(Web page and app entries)

[Start of Attachment]

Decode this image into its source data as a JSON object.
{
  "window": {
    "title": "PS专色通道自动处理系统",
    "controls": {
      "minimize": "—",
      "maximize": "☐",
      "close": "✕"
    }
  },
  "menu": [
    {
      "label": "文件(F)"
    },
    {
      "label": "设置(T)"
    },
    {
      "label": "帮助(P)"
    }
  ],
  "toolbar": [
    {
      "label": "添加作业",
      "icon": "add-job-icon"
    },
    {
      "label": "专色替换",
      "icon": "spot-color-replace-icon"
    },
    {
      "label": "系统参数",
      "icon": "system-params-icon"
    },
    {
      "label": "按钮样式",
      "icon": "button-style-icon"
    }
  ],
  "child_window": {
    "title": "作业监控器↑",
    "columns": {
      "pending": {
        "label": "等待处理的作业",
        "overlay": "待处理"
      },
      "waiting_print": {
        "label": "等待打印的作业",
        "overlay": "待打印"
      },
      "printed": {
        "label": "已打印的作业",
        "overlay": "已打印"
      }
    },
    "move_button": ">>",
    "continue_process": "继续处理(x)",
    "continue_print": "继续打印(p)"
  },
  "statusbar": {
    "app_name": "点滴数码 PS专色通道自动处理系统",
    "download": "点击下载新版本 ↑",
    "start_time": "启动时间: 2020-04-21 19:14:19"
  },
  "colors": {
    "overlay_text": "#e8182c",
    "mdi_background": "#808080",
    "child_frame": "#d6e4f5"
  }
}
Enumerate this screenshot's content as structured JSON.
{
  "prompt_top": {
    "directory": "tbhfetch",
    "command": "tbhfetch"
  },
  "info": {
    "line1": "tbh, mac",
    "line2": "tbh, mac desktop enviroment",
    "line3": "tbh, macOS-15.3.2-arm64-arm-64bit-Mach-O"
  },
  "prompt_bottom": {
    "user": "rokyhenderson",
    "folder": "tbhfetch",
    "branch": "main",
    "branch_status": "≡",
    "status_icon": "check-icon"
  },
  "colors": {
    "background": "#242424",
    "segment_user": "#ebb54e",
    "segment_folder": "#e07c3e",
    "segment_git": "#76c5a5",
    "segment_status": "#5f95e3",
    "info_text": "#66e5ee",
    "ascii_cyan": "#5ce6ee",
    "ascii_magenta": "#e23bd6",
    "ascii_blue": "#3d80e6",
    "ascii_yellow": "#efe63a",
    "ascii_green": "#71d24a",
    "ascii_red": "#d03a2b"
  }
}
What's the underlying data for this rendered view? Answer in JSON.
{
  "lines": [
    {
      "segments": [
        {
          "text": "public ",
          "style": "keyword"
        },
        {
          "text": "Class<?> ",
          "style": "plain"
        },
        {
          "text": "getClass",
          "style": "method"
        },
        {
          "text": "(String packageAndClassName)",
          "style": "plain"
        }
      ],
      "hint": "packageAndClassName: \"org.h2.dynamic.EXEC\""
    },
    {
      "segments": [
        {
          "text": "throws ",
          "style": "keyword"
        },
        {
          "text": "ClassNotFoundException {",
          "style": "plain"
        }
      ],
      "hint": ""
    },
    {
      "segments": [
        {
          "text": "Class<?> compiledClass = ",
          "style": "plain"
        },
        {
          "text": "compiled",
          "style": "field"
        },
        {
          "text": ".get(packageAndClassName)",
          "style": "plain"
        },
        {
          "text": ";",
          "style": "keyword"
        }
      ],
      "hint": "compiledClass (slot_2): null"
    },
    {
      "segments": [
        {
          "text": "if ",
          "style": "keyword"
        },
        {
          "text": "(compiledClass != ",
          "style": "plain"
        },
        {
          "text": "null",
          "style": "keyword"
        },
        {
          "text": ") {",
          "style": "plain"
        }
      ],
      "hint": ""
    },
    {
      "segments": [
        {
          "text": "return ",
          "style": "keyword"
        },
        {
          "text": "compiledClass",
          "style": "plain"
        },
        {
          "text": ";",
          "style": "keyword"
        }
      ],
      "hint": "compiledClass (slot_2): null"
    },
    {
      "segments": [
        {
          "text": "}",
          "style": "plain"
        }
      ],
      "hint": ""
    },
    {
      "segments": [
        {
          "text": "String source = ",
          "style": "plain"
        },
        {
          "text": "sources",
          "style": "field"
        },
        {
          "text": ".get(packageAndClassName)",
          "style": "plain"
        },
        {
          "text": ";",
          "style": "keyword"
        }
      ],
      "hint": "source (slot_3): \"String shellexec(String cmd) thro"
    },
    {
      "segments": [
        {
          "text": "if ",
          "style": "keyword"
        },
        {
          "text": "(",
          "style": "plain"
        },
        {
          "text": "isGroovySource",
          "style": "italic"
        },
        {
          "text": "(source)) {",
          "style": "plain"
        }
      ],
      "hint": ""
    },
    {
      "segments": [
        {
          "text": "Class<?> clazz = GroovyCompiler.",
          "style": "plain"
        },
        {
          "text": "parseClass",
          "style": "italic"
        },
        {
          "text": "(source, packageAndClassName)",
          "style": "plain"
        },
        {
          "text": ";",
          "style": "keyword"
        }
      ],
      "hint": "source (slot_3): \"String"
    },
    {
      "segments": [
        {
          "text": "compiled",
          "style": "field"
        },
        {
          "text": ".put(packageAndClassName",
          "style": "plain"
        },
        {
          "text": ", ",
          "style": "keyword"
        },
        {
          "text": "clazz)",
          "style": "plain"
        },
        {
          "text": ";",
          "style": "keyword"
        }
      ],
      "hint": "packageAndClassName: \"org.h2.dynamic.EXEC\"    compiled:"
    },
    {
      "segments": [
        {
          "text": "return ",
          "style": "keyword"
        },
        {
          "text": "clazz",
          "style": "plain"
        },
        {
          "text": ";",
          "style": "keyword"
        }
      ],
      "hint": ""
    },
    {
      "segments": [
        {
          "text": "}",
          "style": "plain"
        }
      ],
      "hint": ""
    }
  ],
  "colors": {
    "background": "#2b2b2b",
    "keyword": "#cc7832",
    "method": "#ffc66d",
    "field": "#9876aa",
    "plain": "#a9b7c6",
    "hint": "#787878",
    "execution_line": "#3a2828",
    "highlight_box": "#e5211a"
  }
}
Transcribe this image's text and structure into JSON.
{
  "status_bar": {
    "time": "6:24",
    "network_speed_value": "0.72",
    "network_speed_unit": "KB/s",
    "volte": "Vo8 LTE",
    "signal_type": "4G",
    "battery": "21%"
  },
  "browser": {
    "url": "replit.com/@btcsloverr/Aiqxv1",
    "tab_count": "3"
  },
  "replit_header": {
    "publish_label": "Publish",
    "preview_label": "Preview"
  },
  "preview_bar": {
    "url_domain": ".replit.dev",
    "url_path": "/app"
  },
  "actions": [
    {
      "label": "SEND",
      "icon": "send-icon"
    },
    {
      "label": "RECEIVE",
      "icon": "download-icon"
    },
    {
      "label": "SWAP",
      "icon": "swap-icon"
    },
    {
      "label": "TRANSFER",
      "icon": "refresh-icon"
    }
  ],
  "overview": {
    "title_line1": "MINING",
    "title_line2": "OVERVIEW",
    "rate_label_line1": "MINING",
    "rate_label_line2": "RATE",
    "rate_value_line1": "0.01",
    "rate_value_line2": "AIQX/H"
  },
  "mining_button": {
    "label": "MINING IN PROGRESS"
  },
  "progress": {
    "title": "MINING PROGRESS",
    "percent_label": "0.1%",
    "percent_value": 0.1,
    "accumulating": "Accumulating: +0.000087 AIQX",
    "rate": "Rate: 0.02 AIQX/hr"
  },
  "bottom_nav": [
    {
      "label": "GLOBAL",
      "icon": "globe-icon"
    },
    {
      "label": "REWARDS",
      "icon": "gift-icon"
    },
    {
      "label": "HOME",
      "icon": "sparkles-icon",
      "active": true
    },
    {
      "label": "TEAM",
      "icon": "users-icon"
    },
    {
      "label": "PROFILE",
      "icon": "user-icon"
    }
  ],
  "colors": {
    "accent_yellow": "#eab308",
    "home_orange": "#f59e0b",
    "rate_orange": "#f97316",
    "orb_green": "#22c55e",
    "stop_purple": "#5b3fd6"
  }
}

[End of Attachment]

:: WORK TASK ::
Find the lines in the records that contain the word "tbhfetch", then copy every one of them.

:: WRITTEN SOLUTION ::
    "directory": "tbhfetch",
    "command": "tbhfetch"
    "folder": "tbhfetch",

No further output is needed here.